In conclusion, I believe it is important to address several of the other problems queer people raise and focus on those becoming laws that affirm gender identity and strive for a more inclusive India. I would be remiss if I suggested that same-sex marriages were entirely off the table forever, my main criticism of it stems from the plethora of other concerns that needs attention, some mentioned here in the write-up, to secure queer people with the same rights as everyone else. There can be laws that circumvent the issues with same-sex marriages in our today’s context and it’s key that we remain mindful of them. Many activists point to the common-law partnership in Canada, to secure marital-status rights that up until this point exclusively serve and encompass non-queer Indians. The proponents of this suggest a reimagining of marriage in India, by proposing the term ‘right to companionship’-which would serve as a more utilitarian to its counterpart, while ensuring gender being inconsequential in the matter. This would also break away from the puritanical obsession of heteronormative idea of marriage as being reserved for men and women alone, while leaving room for the judiciary to revaluate the language it deploys to both understand and legislate on queer people better. It is important to remember that queer people and subsequently, issues raised by them, are not mere emulations of heteronormative society, but unique problems that cannot be understood without critical thought and a willingness to understand. It then becomes a deontological duty of the judiciary to tailor laws that best suit gender and sexual minorities without imposing the heteronormative bias that courts seem to be operating out of currently.

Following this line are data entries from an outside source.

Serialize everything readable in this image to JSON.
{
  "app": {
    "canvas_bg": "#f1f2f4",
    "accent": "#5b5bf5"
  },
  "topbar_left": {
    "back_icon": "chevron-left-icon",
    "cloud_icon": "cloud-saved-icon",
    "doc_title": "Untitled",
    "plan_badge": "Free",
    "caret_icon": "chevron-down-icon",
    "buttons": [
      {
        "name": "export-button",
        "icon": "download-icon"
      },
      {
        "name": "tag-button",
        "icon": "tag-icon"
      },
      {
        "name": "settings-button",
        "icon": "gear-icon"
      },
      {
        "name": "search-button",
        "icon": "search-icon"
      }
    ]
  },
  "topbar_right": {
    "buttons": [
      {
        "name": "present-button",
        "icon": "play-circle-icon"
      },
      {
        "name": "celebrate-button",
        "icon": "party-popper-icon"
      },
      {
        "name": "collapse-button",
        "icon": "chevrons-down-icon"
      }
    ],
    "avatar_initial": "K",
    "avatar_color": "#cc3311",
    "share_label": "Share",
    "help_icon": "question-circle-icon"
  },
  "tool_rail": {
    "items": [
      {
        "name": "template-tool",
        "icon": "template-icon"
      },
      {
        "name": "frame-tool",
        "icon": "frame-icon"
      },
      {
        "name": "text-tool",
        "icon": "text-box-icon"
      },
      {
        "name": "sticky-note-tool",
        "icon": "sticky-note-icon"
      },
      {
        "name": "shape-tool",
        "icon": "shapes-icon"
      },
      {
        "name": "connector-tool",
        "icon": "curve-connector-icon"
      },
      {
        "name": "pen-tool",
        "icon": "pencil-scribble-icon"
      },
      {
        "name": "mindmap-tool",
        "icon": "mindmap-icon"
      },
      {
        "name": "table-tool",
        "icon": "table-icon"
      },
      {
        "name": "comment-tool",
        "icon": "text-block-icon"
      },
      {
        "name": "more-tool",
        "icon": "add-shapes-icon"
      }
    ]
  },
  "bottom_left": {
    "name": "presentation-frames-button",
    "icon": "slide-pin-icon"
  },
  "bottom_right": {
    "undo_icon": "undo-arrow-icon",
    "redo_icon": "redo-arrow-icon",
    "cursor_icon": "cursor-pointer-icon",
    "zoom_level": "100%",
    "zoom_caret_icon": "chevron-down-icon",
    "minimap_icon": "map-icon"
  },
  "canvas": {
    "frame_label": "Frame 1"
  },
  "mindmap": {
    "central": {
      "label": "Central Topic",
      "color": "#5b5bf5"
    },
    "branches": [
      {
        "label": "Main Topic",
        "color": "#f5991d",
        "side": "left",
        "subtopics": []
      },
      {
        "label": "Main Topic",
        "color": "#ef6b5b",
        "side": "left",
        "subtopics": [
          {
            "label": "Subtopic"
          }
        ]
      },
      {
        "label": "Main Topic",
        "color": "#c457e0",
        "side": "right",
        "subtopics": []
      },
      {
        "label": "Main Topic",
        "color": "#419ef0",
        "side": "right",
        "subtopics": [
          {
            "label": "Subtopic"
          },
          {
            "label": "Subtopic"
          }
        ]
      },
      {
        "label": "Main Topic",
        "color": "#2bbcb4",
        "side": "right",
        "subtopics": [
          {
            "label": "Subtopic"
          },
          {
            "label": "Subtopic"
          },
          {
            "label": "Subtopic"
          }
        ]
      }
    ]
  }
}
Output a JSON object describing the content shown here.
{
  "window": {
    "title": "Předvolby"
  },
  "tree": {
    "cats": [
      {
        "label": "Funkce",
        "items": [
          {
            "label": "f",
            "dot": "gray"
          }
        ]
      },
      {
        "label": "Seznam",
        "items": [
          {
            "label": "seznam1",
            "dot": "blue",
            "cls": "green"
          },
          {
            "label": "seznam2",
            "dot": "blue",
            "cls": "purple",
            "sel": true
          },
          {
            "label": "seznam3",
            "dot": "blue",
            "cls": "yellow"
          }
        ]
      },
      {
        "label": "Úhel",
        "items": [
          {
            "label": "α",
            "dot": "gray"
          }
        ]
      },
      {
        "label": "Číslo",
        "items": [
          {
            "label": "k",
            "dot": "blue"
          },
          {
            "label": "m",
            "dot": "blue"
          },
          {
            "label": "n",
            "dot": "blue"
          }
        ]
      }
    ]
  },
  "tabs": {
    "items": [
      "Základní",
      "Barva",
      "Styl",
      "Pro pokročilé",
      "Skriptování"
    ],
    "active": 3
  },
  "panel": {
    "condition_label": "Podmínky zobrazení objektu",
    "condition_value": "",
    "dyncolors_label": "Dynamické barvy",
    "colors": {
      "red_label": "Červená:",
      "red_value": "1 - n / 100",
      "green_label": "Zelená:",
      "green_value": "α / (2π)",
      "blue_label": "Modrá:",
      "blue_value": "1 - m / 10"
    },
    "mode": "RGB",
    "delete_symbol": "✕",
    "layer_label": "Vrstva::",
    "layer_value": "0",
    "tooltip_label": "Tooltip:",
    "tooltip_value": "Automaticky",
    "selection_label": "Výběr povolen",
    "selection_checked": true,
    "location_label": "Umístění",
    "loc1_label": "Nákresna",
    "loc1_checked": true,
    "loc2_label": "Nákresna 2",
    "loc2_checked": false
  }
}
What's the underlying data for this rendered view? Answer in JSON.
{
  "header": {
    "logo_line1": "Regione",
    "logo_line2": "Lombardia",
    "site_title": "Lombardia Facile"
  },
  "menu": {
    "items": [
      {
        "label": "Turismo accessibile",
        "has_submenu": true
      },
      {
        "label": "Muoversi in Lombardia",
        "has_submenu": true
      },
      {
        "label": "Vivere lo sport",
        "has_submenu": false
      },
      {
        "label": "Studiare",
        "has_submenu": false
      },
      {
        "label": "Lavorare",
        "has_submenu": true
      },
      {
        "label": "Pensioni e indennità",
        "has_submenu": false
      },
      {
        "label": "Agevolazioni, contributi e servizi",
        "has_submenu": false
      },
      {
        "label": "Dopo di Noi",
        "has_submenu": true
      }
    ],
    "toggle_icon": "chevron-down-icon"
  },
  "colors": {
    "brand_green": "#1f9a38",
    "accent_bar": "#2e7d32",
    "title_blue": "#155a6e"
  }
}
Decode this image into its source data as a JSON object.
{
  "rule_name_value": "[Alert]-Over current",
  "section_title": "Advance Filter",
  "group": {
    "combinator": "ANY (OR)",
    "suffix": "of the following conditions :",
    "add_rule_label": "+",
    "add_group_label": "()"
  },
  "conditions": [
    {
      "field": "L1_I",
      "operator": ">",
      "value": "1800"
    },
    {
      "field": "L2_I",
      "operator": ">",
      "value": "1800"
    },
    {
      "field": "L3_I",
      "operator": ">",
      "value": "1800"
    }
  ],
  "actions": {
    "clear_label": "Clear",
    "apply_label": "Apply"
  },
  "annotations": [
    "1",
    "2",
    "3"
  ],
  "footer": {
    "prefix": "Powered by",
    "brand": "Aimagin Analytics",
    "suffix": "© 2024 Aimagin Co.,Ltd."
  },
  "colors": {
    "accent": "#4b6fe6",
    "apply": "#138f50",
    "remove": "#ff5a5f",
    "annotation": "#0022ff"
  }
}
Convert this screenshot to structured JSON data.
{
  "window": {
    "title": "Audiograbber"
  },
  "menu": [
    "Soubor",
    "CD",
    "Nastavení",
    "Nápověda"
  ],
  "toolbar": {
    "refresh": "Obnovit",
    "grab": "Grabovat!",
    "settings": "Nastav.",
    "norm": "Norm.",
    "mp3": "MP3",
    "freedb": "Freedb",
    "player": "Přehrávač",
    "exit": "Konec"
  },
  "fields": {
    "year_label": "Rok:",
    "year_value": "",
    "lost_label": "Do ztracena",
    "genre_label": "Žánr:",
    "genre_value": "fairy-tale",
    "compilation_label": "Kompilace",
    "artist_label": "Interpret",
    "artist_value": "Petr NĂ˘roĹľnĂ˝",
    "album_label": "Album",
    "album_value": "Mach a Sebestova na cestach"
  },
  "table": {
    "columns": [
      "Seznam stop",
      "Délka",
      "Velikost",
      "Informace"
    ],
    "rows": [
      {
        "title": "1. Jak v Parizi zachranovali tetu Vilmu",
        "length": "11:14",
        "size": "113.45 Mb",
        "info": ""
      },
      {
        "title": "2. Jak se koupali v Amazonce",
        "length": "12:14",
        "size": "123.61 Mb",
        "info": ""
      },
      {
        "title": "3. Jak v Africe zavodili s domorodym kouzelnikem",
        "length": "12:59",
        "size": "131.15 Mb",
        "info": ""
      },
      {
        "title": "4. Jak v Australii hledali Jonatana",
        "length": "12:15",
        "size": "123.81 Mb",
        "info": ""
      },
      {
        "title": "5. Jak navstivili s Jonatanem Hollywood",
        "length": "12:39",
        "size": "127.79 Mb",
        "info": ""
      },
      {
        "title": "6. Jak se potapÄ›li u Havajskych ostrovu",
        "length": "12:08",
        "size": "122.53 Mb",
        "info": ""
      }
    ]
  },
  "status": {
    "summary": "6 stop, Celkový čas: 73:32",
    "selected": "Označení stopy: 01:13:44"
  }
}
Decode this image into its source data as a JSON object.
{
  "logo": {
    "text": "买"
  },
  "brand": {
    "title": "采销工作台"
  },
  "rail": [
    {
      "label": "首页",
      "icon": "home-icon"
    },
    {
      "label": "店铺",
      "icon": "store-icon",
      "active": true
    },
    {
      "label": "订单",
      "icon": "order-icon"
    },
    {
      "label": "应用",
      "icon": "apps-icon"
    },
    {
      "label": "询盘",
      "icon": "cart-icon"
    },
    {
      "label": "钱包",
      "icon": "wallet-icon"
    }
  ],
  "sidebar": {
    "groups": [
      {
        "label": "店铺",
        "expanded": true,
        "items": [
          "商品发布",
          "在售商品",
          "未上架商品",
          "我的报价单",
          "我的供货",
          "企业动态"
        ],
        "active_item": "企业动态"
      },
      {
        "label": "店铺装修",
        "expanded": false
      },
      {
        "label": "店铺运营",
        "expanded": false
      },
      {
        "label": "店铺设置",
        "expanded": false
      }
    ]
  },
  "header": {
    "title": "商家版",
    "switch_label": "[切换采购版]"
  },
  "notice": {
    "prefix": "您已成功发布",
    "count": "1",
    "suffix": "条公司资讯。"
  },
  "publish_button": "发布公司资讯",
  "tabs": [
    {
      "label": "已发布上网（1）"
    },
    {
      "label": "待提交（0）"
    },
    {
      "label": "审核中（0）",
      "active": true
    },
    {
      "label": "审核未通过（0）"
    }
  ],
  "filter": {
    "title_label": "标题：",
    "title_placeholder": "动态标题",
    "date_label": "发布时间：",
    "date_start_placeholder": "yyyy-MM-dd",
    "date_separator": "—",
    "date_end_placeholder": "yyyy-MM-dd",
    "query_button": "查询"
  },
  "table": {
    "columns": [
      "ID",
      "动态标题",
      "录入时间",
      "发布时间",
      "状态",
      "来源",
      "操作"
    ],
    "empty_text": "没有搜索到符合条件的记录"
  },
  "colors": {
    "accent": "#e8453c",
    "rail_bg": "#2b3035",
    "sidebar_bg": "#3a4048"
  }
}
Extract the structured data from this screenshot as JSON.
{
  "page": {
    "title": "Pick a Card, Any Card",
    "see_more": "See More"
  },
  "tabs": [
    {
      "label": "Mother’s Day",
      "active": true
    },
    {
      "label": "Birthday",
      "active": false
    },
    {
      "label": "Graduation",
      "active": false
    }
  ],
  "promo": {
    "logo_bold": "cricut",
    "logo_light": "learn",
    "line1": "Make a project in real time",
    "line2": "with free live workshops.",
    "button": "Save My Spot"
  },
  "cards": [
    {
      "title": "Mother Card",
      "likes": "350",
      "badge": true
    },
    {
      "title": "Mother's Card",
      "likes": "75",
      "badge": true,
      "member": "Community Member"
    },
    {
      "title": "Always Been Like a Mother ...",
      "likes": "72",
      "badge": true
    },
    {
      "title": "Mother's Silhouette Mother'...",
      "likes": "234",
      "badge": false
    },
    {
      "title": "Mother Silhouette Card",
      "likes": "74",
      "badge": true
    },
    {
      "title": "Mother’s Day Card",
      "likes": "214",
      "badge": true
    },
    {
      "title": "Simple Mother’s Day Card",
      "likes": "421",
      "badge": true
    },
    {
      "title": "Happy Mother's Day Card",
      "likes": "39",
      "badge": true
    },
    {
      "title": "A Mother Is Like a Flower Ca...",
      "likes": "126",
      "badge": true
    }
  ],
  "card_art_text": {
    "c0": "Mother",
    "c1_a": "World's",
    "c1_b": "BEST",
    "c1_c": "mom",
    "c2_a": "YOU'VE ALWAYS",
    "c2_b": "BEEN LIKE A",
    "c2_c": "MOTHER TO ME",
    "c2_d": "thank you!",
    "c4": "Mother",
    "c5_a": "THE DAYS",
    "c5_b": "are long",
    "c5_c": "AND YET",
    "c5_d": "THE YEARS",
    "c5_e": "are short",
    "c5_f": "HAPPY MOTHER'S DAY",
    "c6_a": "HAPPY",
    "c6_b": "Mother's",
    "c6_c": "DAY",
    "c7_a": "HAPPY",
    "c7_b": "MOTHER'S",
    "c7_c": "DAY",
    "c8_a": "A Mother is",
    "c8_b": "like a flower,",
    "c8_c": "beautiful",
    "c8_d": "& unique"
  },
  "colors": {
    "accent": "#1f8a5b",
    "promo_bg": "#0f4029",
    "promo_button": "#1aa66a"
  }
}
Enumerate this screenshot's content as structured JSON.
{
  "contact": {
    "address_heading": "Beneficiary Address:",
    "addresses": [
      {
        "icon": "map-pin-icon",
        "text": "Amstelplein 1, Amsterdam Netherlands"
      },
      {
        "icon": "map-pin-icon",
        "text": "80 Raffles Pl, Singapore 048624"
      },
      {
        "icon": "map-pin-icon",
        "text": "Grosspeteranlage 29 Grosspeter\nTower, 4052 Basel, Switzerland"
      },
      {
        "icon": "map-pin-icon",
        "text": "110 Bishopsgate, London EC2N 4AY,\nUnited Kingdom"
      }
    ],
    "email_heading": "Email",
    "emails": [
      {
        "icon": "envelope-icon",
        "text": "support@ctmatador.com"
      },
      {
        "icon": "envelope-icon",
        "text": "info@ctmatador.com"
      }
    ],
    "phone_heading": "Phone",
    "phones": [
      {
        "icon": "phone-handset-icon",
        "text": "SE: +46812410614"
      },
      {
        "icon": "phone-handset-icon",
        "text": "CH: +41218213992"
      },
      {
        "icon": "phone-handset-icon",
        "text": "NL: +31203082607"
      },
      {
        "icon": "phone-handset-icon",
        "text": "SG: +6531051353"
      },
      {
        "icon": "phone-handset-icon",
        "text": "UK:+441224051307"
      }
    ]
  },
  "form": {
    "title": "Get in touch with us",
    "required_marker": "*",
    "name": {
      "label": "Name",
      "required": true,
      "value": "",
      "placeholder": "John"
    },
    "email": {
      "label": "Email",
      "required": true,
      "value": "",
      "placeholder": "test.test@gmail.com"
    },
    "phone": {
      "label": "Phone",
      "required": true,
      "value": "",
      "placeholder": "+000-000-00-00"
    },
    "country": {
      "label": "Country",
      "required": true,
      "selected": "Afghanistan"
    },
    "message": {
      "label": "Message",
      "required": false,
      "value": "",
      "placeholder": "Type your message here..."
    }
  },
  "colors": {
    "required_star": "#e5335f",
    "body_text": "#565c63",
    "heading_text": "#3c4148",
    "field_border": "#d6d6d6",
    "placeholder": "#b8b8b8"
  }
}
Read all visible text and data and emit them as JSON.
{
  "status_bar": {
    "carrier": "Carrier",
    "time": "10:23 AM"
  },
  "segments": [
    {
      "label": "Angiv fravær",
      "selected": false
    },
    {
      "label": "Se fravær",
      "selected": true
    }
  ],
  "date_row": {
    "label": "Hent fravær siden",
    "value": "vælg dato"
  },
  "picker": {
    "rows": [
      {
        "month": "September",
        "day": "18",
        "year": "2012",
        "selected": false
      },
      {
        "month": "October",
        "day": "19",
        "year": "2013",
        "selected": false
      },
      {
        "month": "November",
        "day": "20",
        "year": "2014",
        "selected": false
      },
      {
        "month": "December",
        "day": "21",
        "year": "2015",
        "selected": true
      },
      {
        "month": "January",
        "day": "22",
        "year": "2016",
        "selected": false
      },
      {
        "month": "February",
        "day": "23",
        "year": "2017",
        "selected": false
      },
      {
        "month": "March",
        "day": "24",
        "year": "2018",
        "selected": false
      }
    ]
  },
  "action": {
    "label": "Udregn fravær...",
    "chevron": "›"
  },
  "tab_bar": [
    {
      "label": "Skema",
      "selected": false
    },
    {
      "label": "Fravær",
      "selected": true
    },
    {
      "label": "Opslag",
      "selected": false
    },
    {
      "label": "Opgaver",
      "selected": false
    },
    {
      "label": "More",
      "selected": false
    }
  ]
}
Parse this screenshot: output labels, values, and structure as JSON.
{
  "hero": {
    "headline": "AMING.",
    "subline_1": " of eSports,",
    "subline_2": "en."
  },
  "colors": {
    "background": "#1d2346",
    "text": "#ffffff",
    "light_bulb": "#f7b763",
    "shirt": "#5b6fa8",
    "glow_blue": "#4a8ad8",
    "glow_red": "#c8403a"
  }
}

Only after achieving these noticeable barriers can we then prime ourselves for equal marriage states for all Indians.